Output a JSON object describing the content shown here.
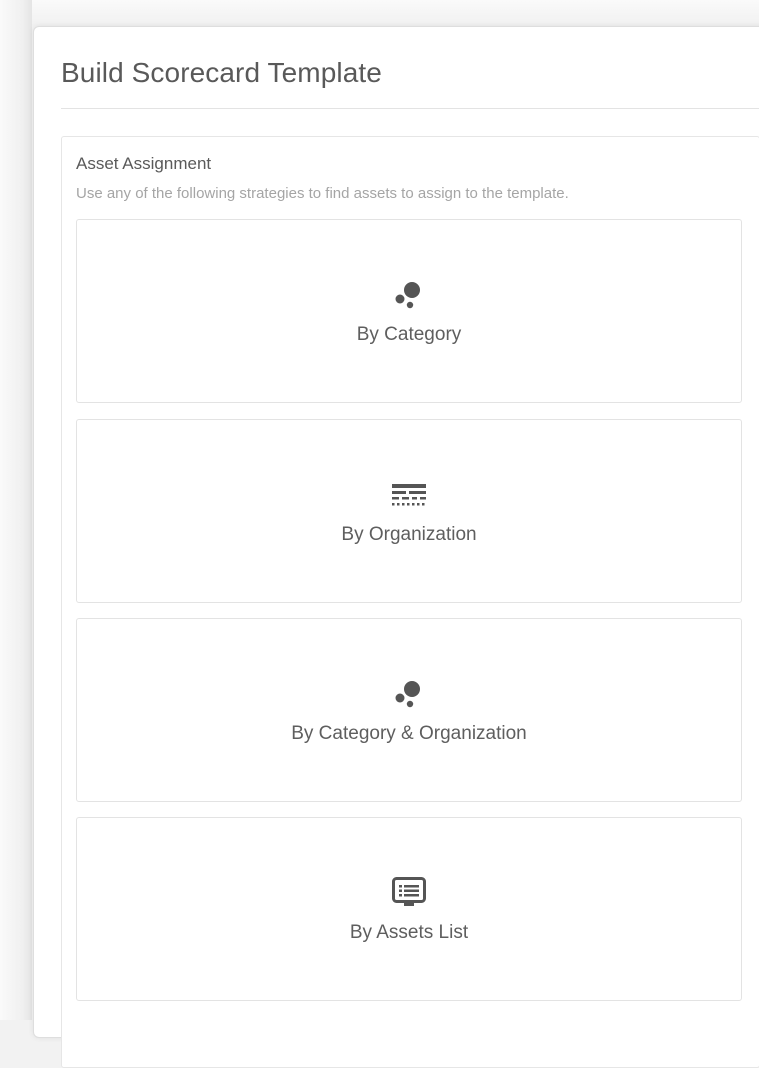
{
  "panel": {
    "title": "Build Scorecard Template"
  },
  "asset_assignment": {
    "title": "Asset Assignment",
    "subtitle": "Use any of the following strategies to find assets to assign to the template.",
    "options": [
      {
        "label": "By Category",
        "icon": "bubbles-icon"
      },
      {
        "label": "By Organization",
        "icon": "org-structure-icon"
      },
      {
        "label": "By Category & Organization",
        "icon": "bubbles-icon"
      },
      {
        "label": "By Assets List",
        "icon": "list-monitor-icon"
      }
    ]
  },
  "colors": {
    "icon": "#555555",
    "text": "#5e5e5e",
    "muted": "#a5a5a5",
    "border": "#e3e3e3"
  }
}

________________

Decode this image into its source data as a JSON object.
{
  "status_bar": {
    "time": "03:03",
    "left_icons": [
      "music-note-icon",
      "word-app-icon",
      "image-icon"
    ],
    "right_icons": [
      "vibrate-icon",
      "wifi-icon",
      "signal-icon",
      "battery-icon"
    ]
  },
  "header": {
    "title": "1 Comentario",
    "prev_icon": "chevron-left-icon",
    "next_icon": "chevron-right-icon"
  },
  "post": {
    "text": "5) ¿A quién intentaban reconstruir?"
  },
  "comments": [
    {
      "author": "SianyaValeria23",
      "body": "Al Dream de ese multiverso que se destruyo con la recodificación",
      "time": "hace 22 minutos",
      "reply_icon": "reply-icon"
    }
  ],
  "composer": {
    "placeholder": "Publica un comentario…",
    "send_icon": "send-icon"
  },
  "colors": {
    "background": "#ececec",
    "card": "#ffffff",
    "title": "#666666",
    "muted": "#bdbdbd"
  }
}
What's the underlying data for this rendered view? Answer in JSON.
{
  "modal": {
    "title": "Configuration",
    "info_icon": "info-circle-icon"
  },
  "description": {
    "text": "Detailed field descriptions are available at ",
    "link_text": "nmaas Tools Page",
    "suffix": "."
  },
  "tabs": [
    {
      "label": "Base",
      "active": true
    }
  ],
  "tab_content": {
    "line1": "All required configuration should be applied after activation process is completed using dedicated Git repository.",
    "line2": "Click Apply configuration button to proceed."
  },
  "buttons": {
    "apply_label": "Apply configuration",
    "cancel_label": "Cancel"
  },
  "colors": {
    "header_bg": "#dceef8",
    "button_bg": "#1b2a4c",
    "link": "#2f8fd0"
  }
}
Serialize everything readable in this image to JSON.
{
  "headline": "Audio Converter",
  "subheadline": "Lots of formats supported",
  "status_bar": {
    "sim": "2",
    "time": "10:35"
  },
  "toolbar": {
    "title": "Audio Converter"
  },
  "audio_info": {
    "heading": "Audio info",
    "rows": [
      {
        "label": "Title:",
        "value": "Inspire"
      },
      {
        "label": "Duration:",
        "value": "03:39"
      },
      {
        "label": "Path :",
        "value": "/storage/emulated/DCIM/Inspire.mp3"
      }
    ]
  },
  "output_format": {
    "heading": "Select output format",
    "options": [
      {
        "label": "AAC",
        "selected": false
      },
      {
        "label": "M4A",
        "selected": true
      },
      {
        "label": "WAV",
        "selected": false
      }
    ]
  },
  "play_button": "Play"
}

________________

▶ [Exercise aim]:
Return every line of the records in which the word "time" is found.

▶ [Result below]:
    "time": "03:03",
      "time": "hace 22 minutos",
    "time": "10:35"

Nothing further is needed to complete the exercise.